”I Have a Springtail Infestation”

When I am threw with a grow and replacing the BioChar and substrates in the container to grow another plant, I always keep an eye out for what I can see. I look for differences in root growth and infestations of arthropods. If things were done correctly, I always find Springtails, a beneficial arthropod, dominating the area in the bottom half of the container in the BC.  I find 100′s of thousands of the little white critters springing, walking and bouncing around, wondering who turned the lights on. But not to worry about this particular infestation. Springtails love moisture. They live out all their lives in the depths of the container, stimulating growth of your plants. Unless you are an organic soil technician, you probably don’t understand how substrates and soils work in the real world. Soil arthropods, soil microbes and roots work together as a combined system.

Stimulating Mycorrhizae & Controlling Pathogens

There are 3 main Orders of springtails. You can see the image of these to the right. The one we are concerned with is the white, Folsomia candida, belonging to the family Isotomidae.

There are 3 main Orders of springtails. Top one is Folsomia candida.

The subterranean environment is a web of organisms ranging from beneficial to pathogenic. The interactions among these organisms are very important for plant growth and health. Folsomia candida you will find in the Biochar is feed on fungal hyphael of mycorrhizae controlling fungal diseases. (Lubbock,1973). Grazing of mycorrhizae living on the roots of the plant can stimulate growth of the fungus which in turn, improves plant growth. Also, selective grazing by springtails is an important factor limiting the distribution of certain species of pathogenic fungi as well. They contribute to controlling plant fungal diseases through their active consumption of mycelia and spores of damping-off and pathogenic fungi. (Maria Agnese Sabatini & Gloria Innocenti (2001), Hiroyoshi Shiraishi, Yoshinari Enami & Seigo Okano (2003)) This effect is density-dependent. There should be a healthy population in the bottom biochar.

Most plants are slow in taking up phosphorus and other substances from the soil unless it has mycorrhizae on its roots. Mycorrhizae, literally meaning fungus roots, are thread like fungal bodies that interact with plant roots. The healthy growth of a plant can depend on the population of springtails living in the soil. Springtails live by eating the tips of the mycorrhizae. This stimulates the mycorrhizae to grow, dissolve more nutrients in the soil around it, and in turn, feed it to the plant.

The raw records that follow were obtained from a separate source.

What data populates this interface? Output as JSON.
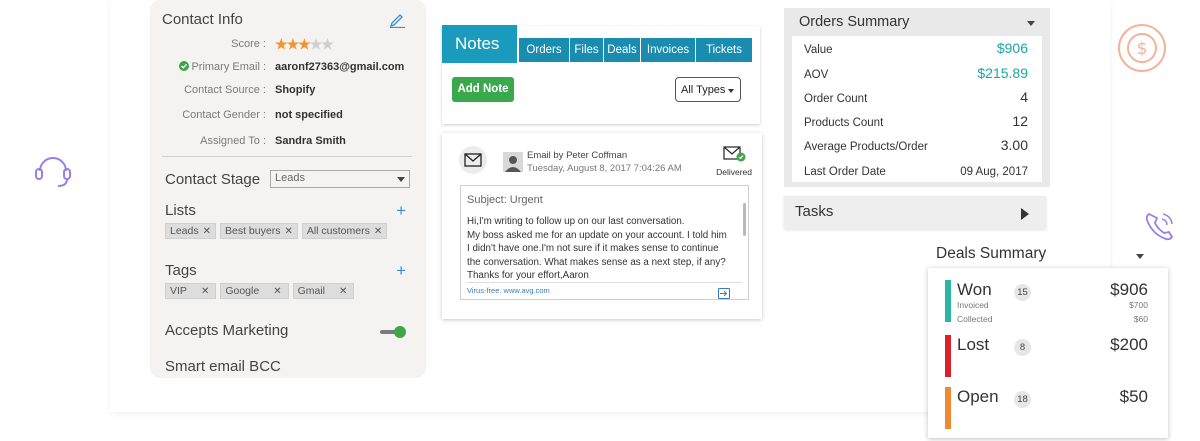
{
  "contact": {
    "title": "Contact Info",
    "score_label": "Score :",
    "score_value": 3,
    "score_max": 5,
    "fields": [
      {
        "label": "Primary Email :",
        "value": "aaronf27363@gmail.com"
      },
      {
        "label": "Contact Source :",
        "value": "Shopify"
      },
      {
        "label": "Contact Gender :",
        "value": "not specified"
      },
      {
        "label": "Assigned To :",
        "value": "Sandra Smith"
      }
    ],
    "stage_label": "Contact Stage",
    "stage_value": "Leads",
    "lists_label": "Lists",
    "lists": [
      "Leads",
      "Best buyers",
      "All customers"
    ],
    "tags_label": "Tags",
    "tags": [
      "VIP",
      "Google",
      "Gmail"
    ],
    "accepts_marketing_label": "Accepts Marketing",
    "accepts_marketing_on": true,
    "smart_bcc_label": "Smart email BCC"
  },
  "notes": {
    "active_tab": "Notes",
    "tabs": [
      "Orders",
      "Files",
      "Deals",
      "Invoices",
      "Tickets"
    ],
    "add_button": "Add Note",
    "filter_value": "All Types"
  },
  "email": {
    "from": "Email by Peter Coffman",
    "timestamp": "Tuesday, August 8, 2017 7:04:26 AM",
    "status": "Delivered",
    "subject": "Subject: Urgent",
    "lines": [
      "Hi,I'm writing to follow up on our last conversation.",
      "My boss asked me for an update on your account. I told him",
      "I didn't have one.I'm not sure if it makes sense to continue",
      "the conversation. What makes sense as a next step, if any?",
      "Thanks for your effort,Aaron"
    ],
    "signature": "Virus-free. www.avg.com"
  },
  "orders": {
    "title": "Orders Summary",
    "rows": [
      {
        "label": "Value",
        "value": "$906"
      },
      {
        "label": "AOV",
        "value": "$215.89"
      },
      {
        "label": "Order Count",
        "value": "4"
      },
      {
        "label": "Products Count",
        "value": "12"
      },
      {
        "label": "Average Products/Order",
        "value": "3.00"
      },
      {
        "label": "Last Order Date",
        "value": "09 Aug, 2017"
      }
    ],
    "accent": "#1aa7a5"
  },
  "tasks": {
    "title": "Tasks"
  },
  "deals": {
    "title": "Deals Summary",
    "items": [
      {
        "name": "Won",
        "count": "15",
        "amount": "$906",
        "color": "#2bb5a6",
        "details": [
          {
            "label": "Invoiced",
            "value": "$700"
          },
          {
            "label": "Collected",
            "value": "$60"
          }
        ]
      },
      {
        "name": "Lost",
        "count": "8",
        "amount": "$200",
        "color": "#d9232c",
        "details": []
      },
      {
        "name": "Open",
        "count": "18",
        "amount": "$50",
        "color": "#ef8a32",
        "details": []
      }
    ]
  },
  "icons": {
    "left_deco": "headset-icon",
    "right_top_deco": "dollar-circle-icon",
    "right_mid_deco": "phone-icon"
  }
}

More Reading about Springtails a Beneficial Arthropod

There is s very well written paper by Deepmala Verma and A.K. Paliwal, in Biological Forum — An International Journal called Effects of springtails community on plant-growth which details this symbiotic relationship in more detail.

Lubbock, J. Monograph of the Collembola and Thysanura; Ray
Society: London, 1973.

Maria Agnese Sabatini & Gloria Innocenti (2001). “Effects of Collembola on plant-pathogenic fungus interactions in simple experimental systems”. Biology and Fertility of Soils 33 (1): 62–66.

Hiroyoshi Shiraishi, Yoshinari Enami & Seigo Okano (2003). “Folsomia hidakana (Collembola) prevents damping-off disease in cabbage and Chinese cabbage by Rhizoctonia solani“. Pedobiologia 47 (1): 33–38.